We interrupt this thread to bring you …
A hard fork may leave us with BitcoinSNAFU and BitcoinFUBAR
I was SO hoping to sidestep the entire Bitcoin Scaling Kerfuffle until we had time to discuss all the “Where can I keep my coins?” options. THEN we would circle back around — from a fully informed position — and address the issue of soft and hard forks. Ha, ha, ha, how naïve and silly was that?!?!
The Edward R. Murrow of Bitcoin Blockchain Scaling is Jimmy Song. Follow him right here on Medium and over on Twitter. Jimmy knows his stuff and is as unbiased as anyone, quite an achievement given the level of viciousness surrounding Bitcoin scaling.
Rather than fill this and many more posts with descriptions of this BIP and that BIP and the mess of deadlines and the who-is-on-which-side-of-what, I will leave you in Jimmy’s capable hands. Dude is on top of it. FACT.
Now about that breaking news banner: this week it became increasingly likely that Bitcoin will see a hard fork. And a hard fork has serious implications in our discussion of “Where can I keep my Bitcoin?”

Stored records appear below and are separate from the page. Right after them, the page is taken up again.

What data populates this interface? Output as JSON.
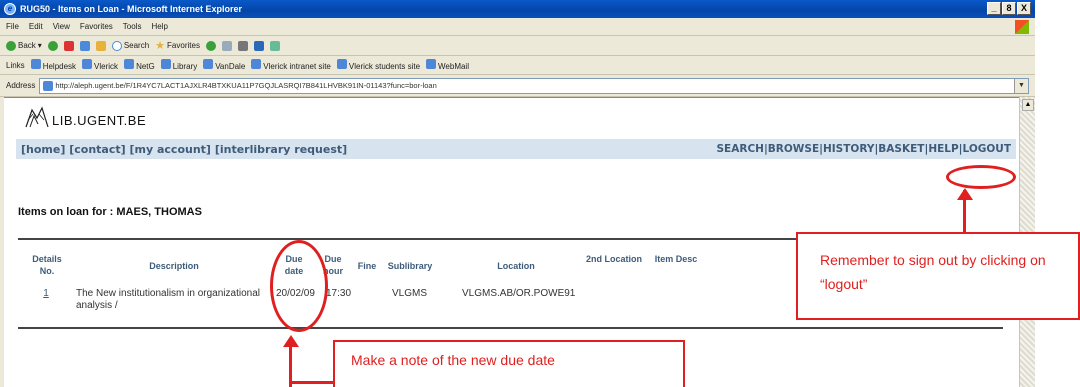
{
  "window": {
    "title": "RUG50 - Items on Loan - Microsoft Internet Explorer",
    "controls": [
      "_",
      "8",
      "X"
    ]
  },
  "menubar": [
    "File",
    "Edit",
    "View",
    "Favorites",
    "Tools",
    "Help"
  ],
  "toolbar": {
    "back": "Back",
    "search": "Search",
    "favorites": "Favorites"
  },
  "links_bar": {
    "label": "Links",
    "items": [
      "Helpdesk",
      "Vlerick",
      "NetG",
      "Library",
      "VanDale",
      "Vlerick intranet site",
      "Vlerick students site",
      "WebMail"
    ]
  },
  "address_bar": {
    "label": "Address",
    "url": "http://aleph.ugent.be/F/1R4YC7LACT1AJXLR4BTXKUA11P7GQJLASRQI7B841LHVBK91IN-01143?func=bor-loan"
  },
  "site": {
    "logo_text": "LIB.UGENT.BE",
    "nav_left": [
      "[home]",
      "[contact]",
      "[my account]",
      "[interlibrary request]"
    ],
    "nav_right": [
      "SEARCH",
      "BROWSE",
      "HISTORY",
      "BASKET",
      "HELP",
      "LOGOUT"
    ],
    "nav_separator": " | "
  },
  "loans": {
    "heading": "Items on loan for : MAES, THOMAS",
    "columns": [
      "Details No.",
      "Description",
      "Due date",
      "Due hour",
      "Fine",
      "Sublibrary",
      "Location",
      "2nd Location",
      "Item Desc"
    ],
    "rows": [
      {
        "no": "1",
        "description": "The New institutionalism in organizational analysis /",
        "due_date": "20/02/09",
        "due_hour": "17:30",
        "fine": "",
        "sublibrary": "VLGMS",
        "location": "VLGMS.AB/OR.POWE91",
        "second_location": "",
        "item_desc": ""
      }
    ]
  },
  "annotations": {
    "logout_note": "Remember to sign out by clicking on “logout”",
    "due_date_note": "Make a note of the new due date"
  },
  "colors": {
    "accent_red": "#e02020",
    "nav_bg": "#d7e3ee",
    "nav_text": "#3e5c7a",
    "titlebar_blue": "#0a58c8"
  }
}
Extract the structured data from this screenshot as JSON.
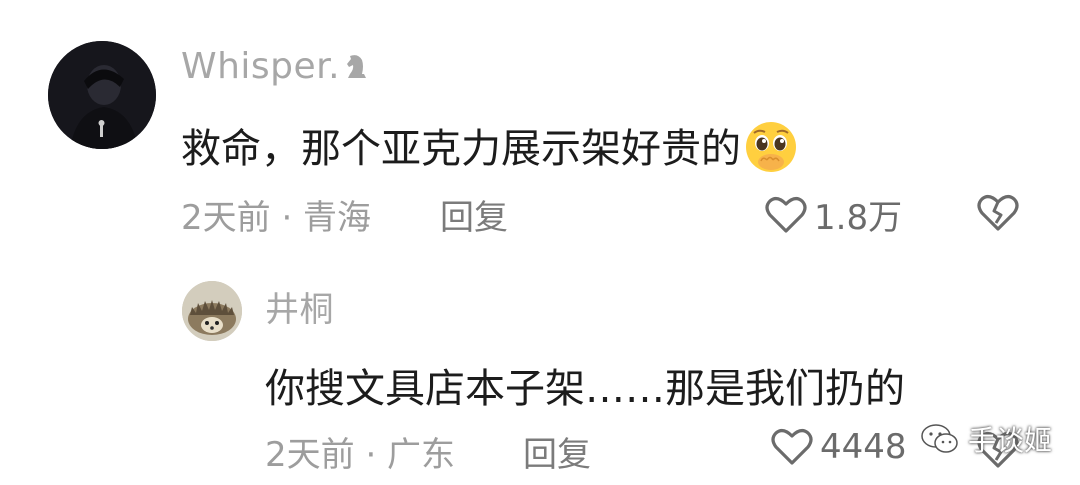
{
  "comments": [
    {
      "username": "Whisper.",
      "text": "救命，那个亚克力展示架好贵的",
      "emoji": "pleading-face-emoji",
      "meta": "2天前 · 青海",
      "reply_label": "回复",
      "likes": "1.8万"
    },
    {
      "username": "井桐",
      "text": "你搜文具店本子架……那是我们扔的",
      "meta": "2天前 · 广东",
      "reply_label": "回复",
      "likes": "4448"
    }
  ],
  "watermark": {
    "text": "手谈姬",
    "icon": "wechat-icon"
  },
  "colors": {
    "username": "#a7a7a7",
    "comment_text": "#1c1c1c",
    "meta": "#9d9d9d",
    "icon": "#6b6b6b"
  }
}
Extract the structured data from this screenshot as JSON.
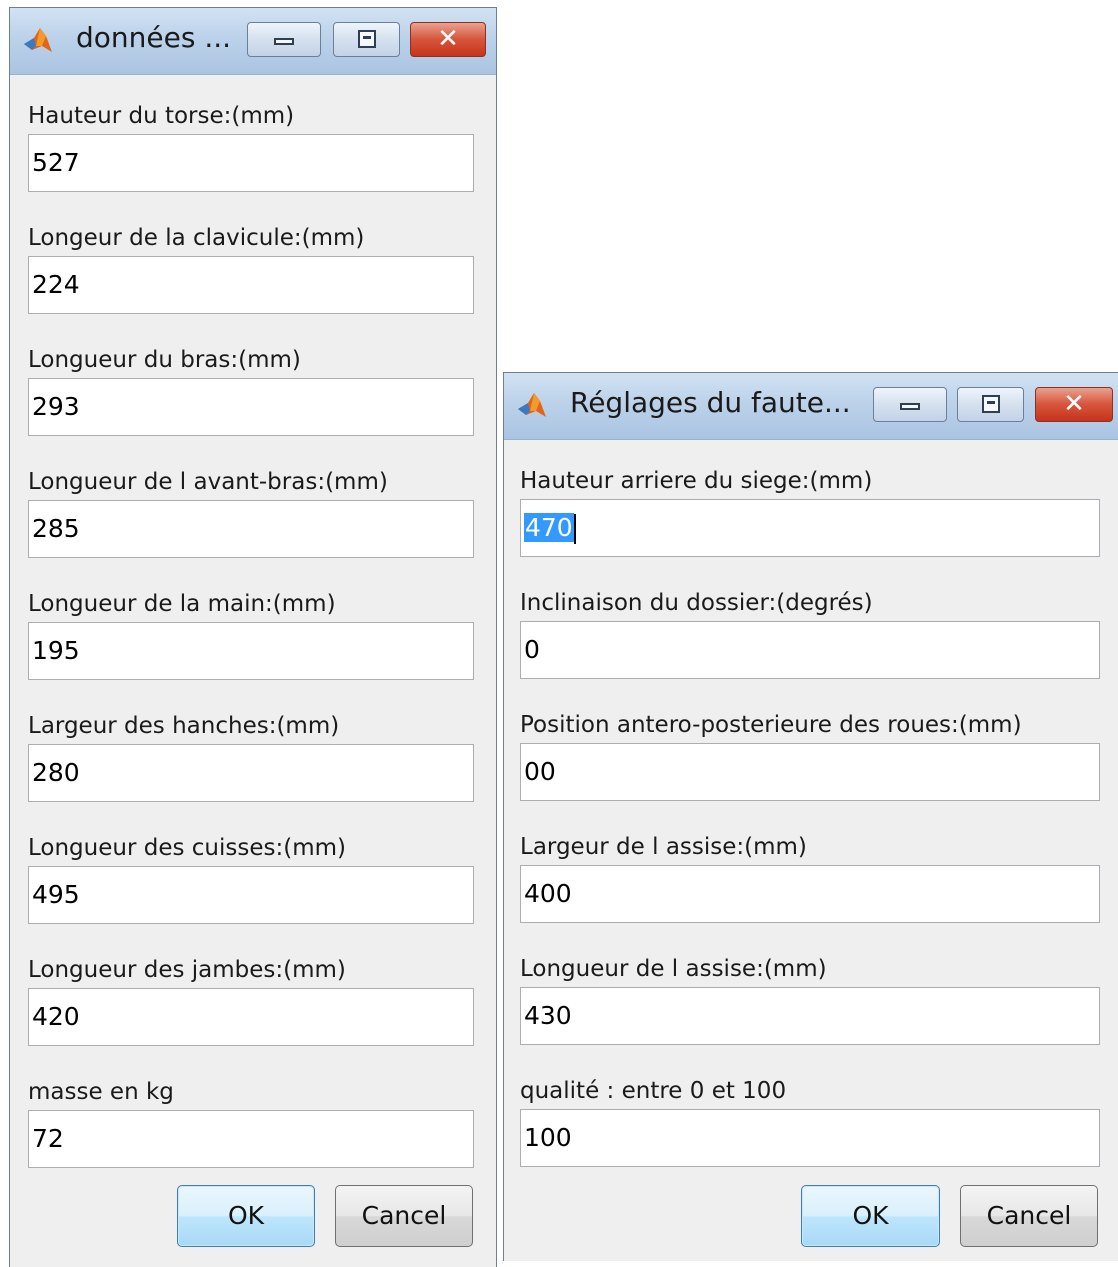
{
  "dialogs": [
    {
      "title": "données ...",
      "fields": [
        {
          "label": "Hauteur du torse:(mm)",
          "value": "527"
        },
        {
          "label": "Longeur de la clavicule:(mm)",
          "value": "224"
        },
        {
          "label": "Longueur du bras:(mm)",
          "value": "293"
        },
        {
          "label": "Longueur de l avant-bras:(mm)",
          "value": "285"
        },
        {
          "label": "Longueur de la main:(mm)",
          "value": "195"
        },
        {
          "label": "Largeur des hanches:(mm)",
          "value": "280"
        },
        {
          "label": "Longueur des cuisses:(mm)",
          "value": "495"
        },
        {
          "label": "Longueur des jambes:(mm)",
          "value": "420"
        },
        {
          "label": "masse en kg",
          "value": "72"
        }
      ],
      "ok_label": "OK",
      "cancel_label": "Cancel"
    },
    {
      "title": "Réglages du faute...",
      "fields": [
        {
          "label": "Hauteur arriere du siege:(mm)",
          "value": "470"
        },
        {
          "label": "Inclinaison du dossier:(degrés)",
          "value": "0"
        },
        {
          "label": "Position antero-posterieure des roues:(mm)",
          "value": "00"
        },
        {
          "label": "Largeur de l assise:(mm)",
          "value": "400"
        },
        {
          "label": "Longueur de l assise:(mm)",
          "value": "430"
        },
        {
          "label": "qualité : entre 0 et 100",
          "value": "100"
        }
      ],
      "ok_label": "OK",
      "cancel_label": "Cancel"
    }
  ],
  "icons": {
    "app": "matlab-logo-icon",
    "minimize": "minimize-icon",
    "maximize": "maximize-icon",
    "close": "close-icon"
  },
  "colors": {
    "selection": "#3399ff",
    "close_button": "#c7331b",
    "default_button": "#bee6fd"
  }
}
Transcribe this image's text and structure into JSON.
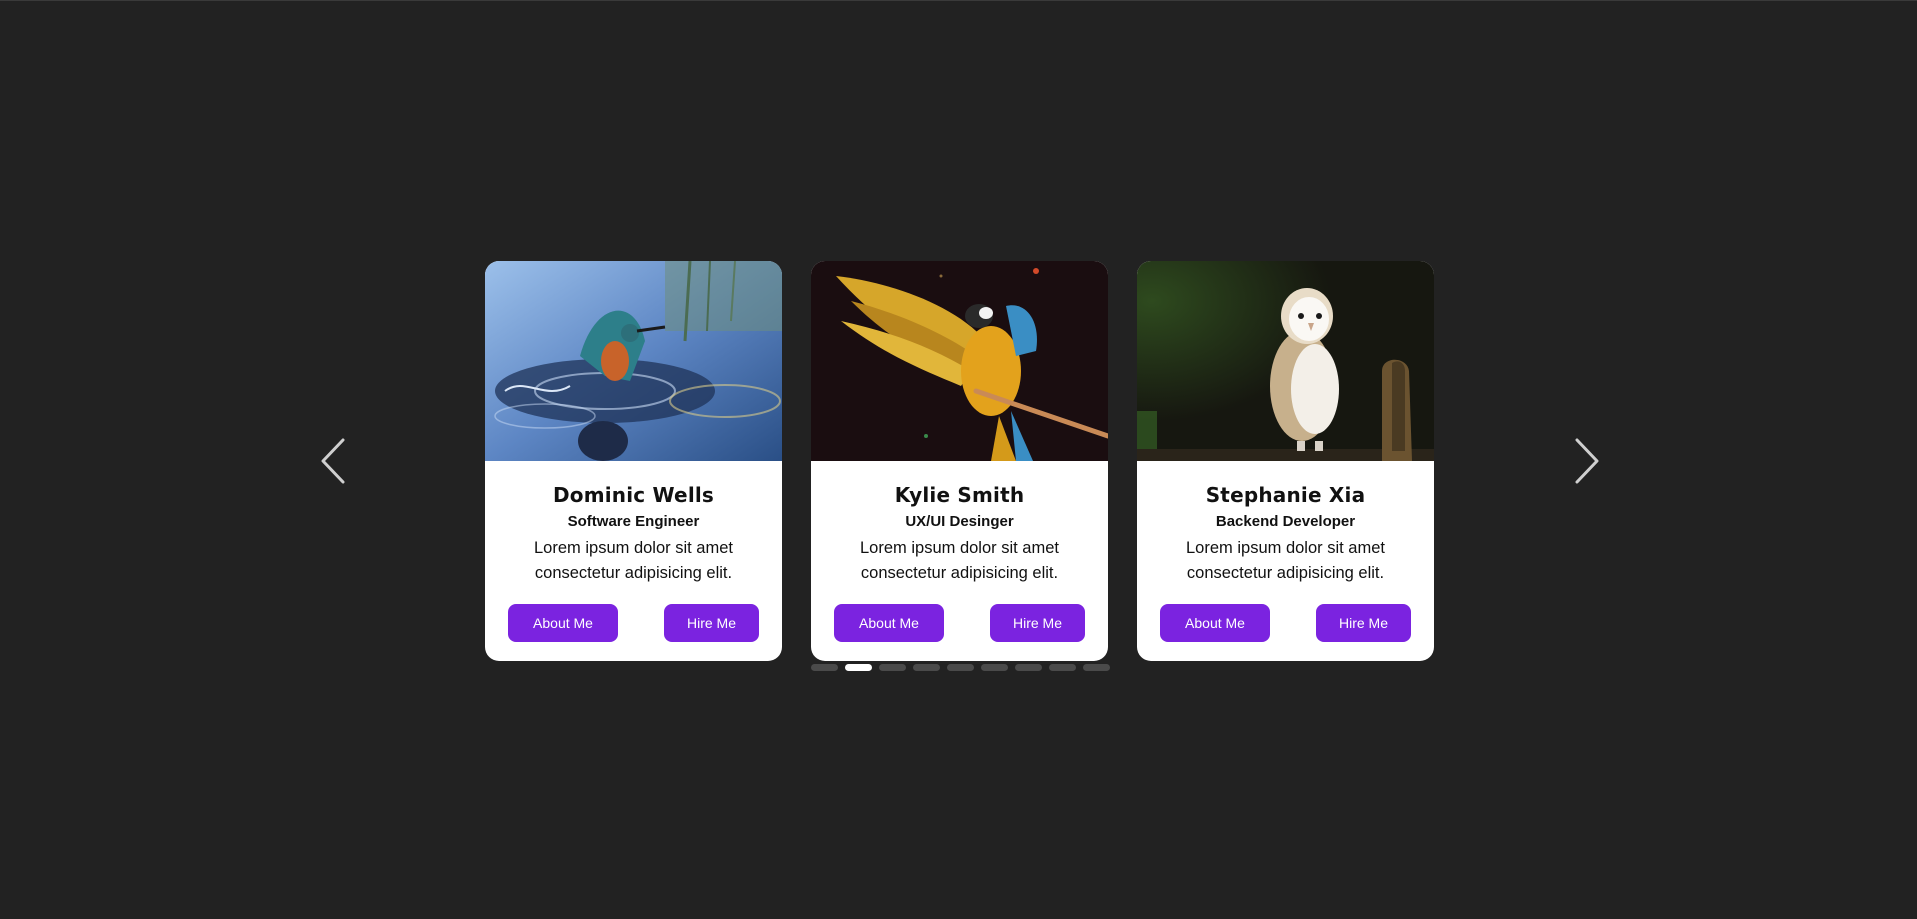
{
  "carousel": {
    "prev_icon": "chevron-left-icon",
    "next_icon": "chevron-right-icon",
    "cards": [
      {
        "name": "Dominic Wells",
        "role": "Software Engineer",
        "description": "Lorem ipsum dolor sit amet consectetur adipisicing elit.",
        "image": "kingfisher-splashing-photo",
        "about_label": "About Me",
        "hire_label": "Hire Me"
      },
      {
        "name": "Kylie Smith",
        "role": "UX/UI Desinger",
        "description": "Lorem ipsum dolor sit amet consectetur adipisicing elit.",
        "image": "macaw-parrot-photo",
        "about_label": "About Me",
        "hire_label": "Hire Me"
      },
      {
        "name": "Stephanie Xia",
        "role": "Backend Developer",
        "description": "Lorem ipsum dolor sit amet consectetur adipisicing elit.",
        "image": "barn-owl-photo",
        "about_label": "About Me",
        "hire_label": "Hire Me"
      }
    ],
    "pagination": {
      "total": 9,
      "active_index": 1
    }
  },
  "colors": {
    "background": "#222222",
    "accent": "#7b23e0",
    "card": "#ffffff",
    "dot_inactive": "#4a4a4a",
    "dot_active": "#ffffff"
  }
}
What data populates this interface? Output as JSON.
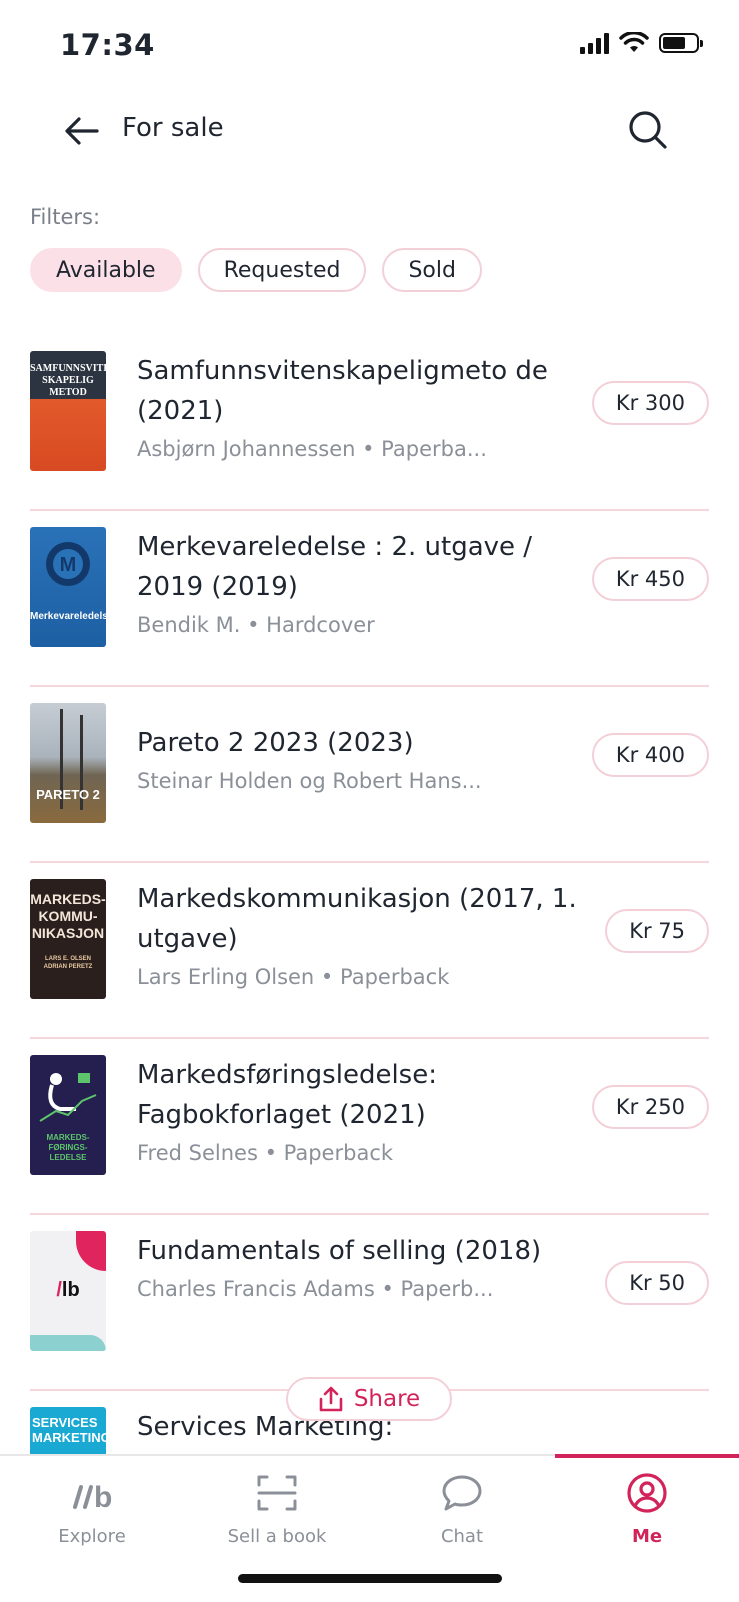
{
  "status": {
    "time": "17:34"
  },
  "header": {
    "title": "For sale"
  },
  "filters": {
    "label": "Filters:",
    "chips": [
      "Available",
      "Requested",
      "Sold"
    ],
    "active": "Available"
  },
  "listings": [
    {
      "title": "Samfunnsvitenskapeligmeto de (2021)",
      "meta": "Asbjørn Johannessen • Paperba...",
      "price": "Kr 300"
    },
    {
      "title": "Merkevareledelse : 2. utgave / 2019 (2019)",
      "meta": "Bendik M. • Hardcover",
      "price": "Kr 450"
    },
    {
      "title": "Pareto 2 2023 (2023)",
      "meta": "Steinar Holden og Robert Hans...",
      "price": "Kr 400"
    },
    {
      "title": "Markedskommunikasjon (2017, 1. utgave)",
      "meta": "Lars Erling Olsen • Paperback",
      "price": "Kr 75"
    },
    {
      "title": "Markedsføringsledelse: Fagbokforlaget (2021)",
      "meta": "Fred Selnes • Paperback",
      "price": "Kr 250"
    },
    {
      "title": "Fundamentals of selling (2018)",
      "meta": "Charles Francis Adams • Paperb...",
      "price": "Kr 50"
    },
    {
      "title": "Services Marketing:",
      "meta": "",
      "price": ""
    }
  ],
  "covers": {
    "c1": [
      "SAMFUNNSVITEN",
      "SKAPELIG METOD"
    ],
    "c2": [
      "Merkevareledelse"
    ],
    "c3": [
      "PARETO 2"
    ],
    "c4": [
      "MARKEDS-",
      "KOMMU-",
      "NIKASJON",
      "LARS E. OLSEN",
      "ADRIAN PERETZ"
    ],
    "c5": [
      "MARKEDS-",
      "FØRINGS-",
      "LEDELSE"
    ],
    "c6": [
      "lb"
    ],
    "c7": [
      "SERVICES",
      "MARKETING"
    ]
  },
  "share": {
    "label": "Share"
  },
  "nav": {
    "items": [
      {
        "label": "Explore"
      },
      {
        "label": "Sell a book"
      },
      {
        "label": "Chat"
      },
      {
        "label": "Me"
      }
    ],
    "active": "Me"
  },
  "colors": {
    "accent": "#d2245a",
    "chip_active": "#fbe1e7",
    "divider": "#f6d6dd"
  }
}
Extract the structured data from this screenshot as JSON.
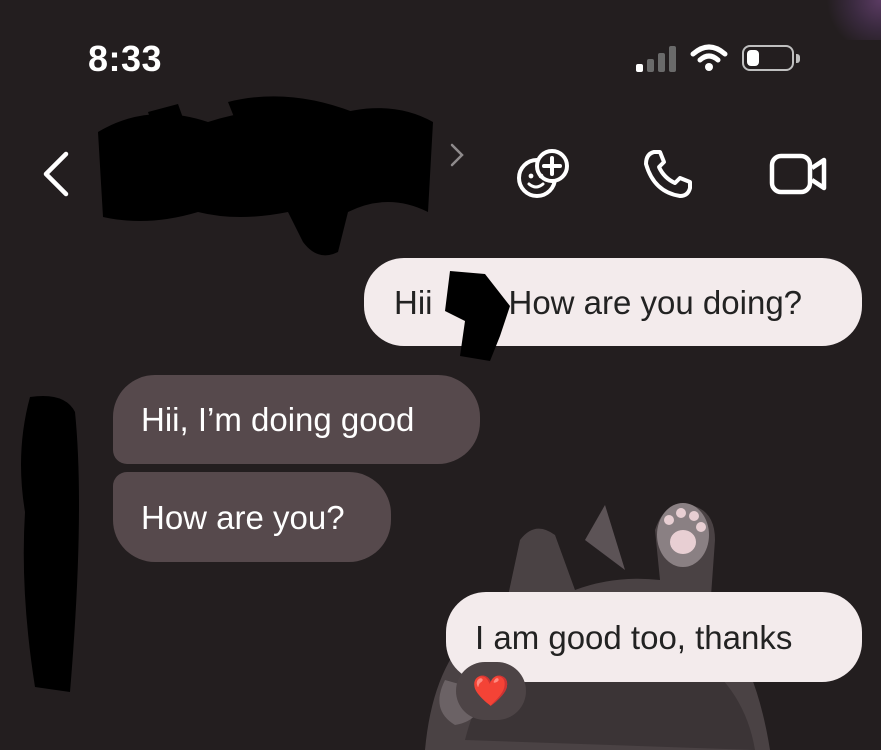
{
  "status_bar": {
    "time": "8:33",
    "signal_icon": "cellular-signal-icon",
    "wifi_icon": "wifi-icon",
    "battery_icon": "battery-low-icon"
  },
  "header": {
    "back_icon": "chevron-left-icon",
    "contact_name_redacted": true,
    "chevron_icon": "chevron-right-icon",
    "actions": [
      "add-effect-icon",
      "phone-call-icon",
      "video-call-icon"
    ]
  },
  "messages": [
    {
      "side": "outgoing",
      "text_before": "Hii",
      "text_after": "How are you doing?"
    },
    {
      "side": "incoming",
      "text": "Hii, I’m doing good"
    },
    {
      "side": "incoming",
      "text": "How are you?"
    },
    {
      "side": "outgoing",
      "text": "I am good too, thanks",
      "reaction": "❤️"
    }
  ],
  "colors": {
    "background": "#231e1f",
    "outgoing_bubble": "#f3ebec",
    "incoming_bubble": "#56494c"
  }
}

After a hard fork, there would be TWO SEPARATE Bitcoin blockchains. And it within the realm of possibilities that there could be MORE THAN ONE hard fork, resulting in more than two separate blockchains. This is conflict with “Game of Thrones” complexity, played out with crypto-currencies.
Let’s call the been-around-since-2009 Bitcoin blockchain BitcoinSNAFU, and let’s call a new-hard-forked Bitcoin blockchain BitcoinFUBAR. What is the difference between the two? Talk to Jimmy. No, no, that’s rude of me. I’ll try to keep this to two paragraphs …
BitcoinSNAFU has always had a block size limit of 1MB, and is about to enhance the protocol with a technique called SegWit. Through a fabulously clever hack (using ‘hack’ in its original complementary form) SegWit is BACKWARD-COMPATIBLE (this is commonly called a soft fork). An existing exchange or an existing wallet app does not need to be changed at all, and it will work AOK after SegWit is activated. Updated exchanges or updated wallet apps that incorporate SegWit will gain advantages, most notably, more transactions per 1MB block.
BitcoinFUBAR may or may not include SegWit, depending on just HOW fubar things get in the next month or three. In one incarnation, BitcoinFUBAR does NOT include SegWit and takes the simple-sounding step of increasing the block size limit from 1MB to 8MB. That sounds simple, but turns out to be anything but simple. Most significantly, it is NOT BACKWARD COMPATIBLE. An existing exchange or an existing wallet app WILL NOT WORK on the BitcoinFUBAR blockchain. Updates are absolutely required.
There are many permutations in how all this intrigue plays out. Let’s assume that both the BitcoinSNAFU blockchain and the BitcoinFUBAR blockchain live and operate in parallel. THAT likely outcome raises the question: “Which blockchain has my Bitcoin?” Hold onto something: BOTH blockchains have your Bitcoin. Or put another way, you would be the proud owner of BTC-S coins and BTC-F coins. And THAT raises the question: “How do I get my hands on my new BTC-F coins?”
If you are holding your Bitcoin on an exchange, getting your hands on your BTC-F is ENTIRELY up to your exchange. If the new BTC-F coin has decent value, you’ll certainly want those new coins … especially given that your BTC-S coins likely went down in value at the time of the hard fork.
If you are holding your Bitcoin on a wallet app, your predicament may be quite good or it may be unsettlingly bad. Let’s address unsettling bad first: your wallet may not get getting updates anymore (odds vary) AND it may not have a function to export your private keys (odds high). Such a combination leaves you with good BTC-S but no way to get your new BTC-F. Full stop.
Now let’s address predicament quite good, which has two variations. (Honest, I am working very hard to make this simple … though I know it may not APPEAR that I am trying to make it simple.) One variation is easy: your wallet app is updated to support the new BitcoinFUBAR blockchain, so the updated app leaves you with good BTC-S and good BTC-F. Woo hoo!
The second variation of predicament good is “some assembly required,” but is ultimately the best possible scenario. Your wallet app gives you the ability to EXPORT YOUR PRIVATE KEYS. As we all know from this here post, knowing the private key EQUALS control of the associated Bitcoin. That fact holds on BOTH blockchains — BitcoinSNAFU and BitcoinFUBAR — as the same private key controls the associated BTC-S and the associated BTC-F.
On the off chance that anyone is still reading this post, the motivation for “breaking” into the thread is clearly to highlight the tremendous value of holding your own private keys in your own hands. Directly holding your own private keys gives you control of the associated Bitcoin … even when things are completely SNAFU and massively FUBAR.